The biggest factor (that a dealer can control) in improving your email responses is the time it takes for a response. Imagine a customer walks on your lot and asks you about a Chevy truck parked right up front. Now imagine your salesman looks at the customer and doesn't say a word. The customer would probably go to your competitor, unless they appreciate being ignored. What do you think the customer's response would be if you called them at home 7 hours later? Well this is essentially what's going on with email responses at most dealerships. The average response time for a customer inquiry was 6.5 hours last year. When the customer takes a few minutes out of their day to write to a dealer and inquire about a vehicle for sale, treat this like they've just walked on your lot. The more successful dealerships I've worked with have policies in place such as responding to all emails within an hour. With the back-end of our dealer websites, we've added a tool that will help our dealers do even better. A dealer can set up cell phone text messages for their website leads. When a customer submits an inquiry through the dealer's site, the sales manager, owner, or whoever you set up will be notified instantly by text message that a new lead has arrived. Imagine what that says to a customer when you call them to answer their questions and they're still on your website. You've got them when they're hot, and before they start looking at vehicles on your competitor's lot. Our dealers who use this functionality tell me that most conversations start out with "wow, that was fast".

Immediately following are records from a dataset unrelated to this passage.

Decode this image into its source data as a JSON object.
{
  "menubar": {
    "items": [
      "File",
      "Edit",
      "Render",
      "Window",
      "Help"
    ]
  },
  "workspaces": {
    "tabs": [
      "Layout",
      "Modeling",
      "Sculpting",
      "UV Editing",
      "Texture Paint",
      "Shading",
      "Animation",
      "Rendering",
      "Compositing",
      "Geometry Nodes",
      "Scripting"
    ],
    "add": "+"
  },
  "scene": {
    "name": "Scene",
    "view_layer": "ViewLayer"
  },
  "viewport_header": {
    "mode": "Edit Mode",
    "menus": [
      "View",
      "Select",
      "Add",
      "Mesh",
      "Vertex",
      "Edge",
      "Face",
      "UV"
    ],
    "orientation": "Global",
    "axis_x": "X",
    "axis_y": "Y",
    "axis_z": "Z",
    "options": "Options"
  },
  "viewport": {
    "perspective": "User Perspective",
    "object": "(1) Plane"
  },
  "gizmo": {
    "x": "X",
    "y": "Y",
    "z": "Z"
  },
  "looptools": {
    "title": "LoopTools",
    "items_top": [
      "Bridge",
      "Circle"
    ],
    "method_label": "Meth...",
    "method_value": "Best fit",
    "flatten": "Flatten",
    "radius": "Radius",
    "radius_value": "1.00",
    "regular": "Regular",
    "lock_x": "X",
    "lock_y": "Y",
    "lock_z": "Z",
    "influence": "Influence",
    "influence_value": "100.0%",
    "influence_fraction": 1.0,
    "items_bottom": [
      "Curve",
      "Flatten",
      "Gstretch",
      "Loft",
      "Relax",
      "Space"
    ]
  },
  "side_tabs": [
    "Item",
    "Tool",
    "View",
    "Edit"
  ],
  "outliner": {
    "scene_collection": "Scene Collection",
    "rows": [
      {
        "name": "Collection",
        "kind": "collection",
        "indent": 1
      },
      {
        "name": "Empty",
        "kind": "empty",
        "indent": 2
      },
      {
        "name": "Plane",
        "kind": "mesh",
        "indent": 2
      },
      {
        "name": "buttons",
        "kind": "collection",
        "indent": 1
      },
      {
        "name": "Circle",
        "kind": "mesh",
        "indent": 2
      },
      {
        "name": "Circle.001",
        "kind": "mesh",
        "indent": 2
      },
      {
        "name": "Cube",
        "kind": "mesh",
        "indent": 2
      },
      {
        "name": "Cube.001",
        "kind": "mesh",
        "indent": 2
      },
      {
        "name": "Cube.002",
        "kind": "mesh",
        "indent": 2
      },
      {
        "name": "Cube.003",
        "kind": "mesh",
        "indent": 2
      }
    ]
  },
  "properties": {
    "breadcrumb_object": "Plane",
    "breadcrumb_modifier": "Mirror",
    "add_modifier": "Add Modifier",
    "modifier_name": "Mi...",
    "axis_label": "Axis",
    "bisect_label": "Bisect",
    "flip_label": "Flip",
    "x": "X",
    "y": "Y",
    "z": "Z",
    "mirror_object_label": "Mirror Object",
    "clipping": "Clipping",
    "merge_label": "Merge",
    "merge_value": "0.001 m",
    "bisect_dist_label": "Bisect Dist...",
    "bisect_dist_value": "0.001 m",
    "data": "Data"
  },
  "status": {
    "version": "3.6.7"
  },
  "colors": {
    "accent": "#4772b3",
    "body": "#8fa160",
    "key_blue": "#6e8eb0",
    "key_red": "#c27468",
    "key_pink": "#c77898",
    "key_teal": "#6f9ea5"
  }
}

Improving the quality of your email responses and how fast you actually respond are the two most important things that are within your control that will increase sales at your dealership. They are both practices you can put into place immediately, which means your profits will increase almost immediately as well.

1 comment:

Anonymous said...


Good topic. In fact, I enjoy reading all your topics because you and Ray seem to know your subject as practitioners, both in online marketing and in selling cars.

My brother has a one hundred car lot
in a small town in rural Canada, and he says he does great business over the phone. But he doesn't 'do' email. Judging by the poor grammar and the spelling mistakes in his infrequent emails to me I have a suspicion why he doesn't 'do' email.

He's a great communicator, verbally. Is it common that auto salesmen have the 'gift of the gab' but are self-conscious when it comes to the written word?

Judging by the unjustified dearth of comments on your blog, this seems to be a common affliction of car dealers.

Keep up the informative posts. I'm going to add your blog to my blogroll.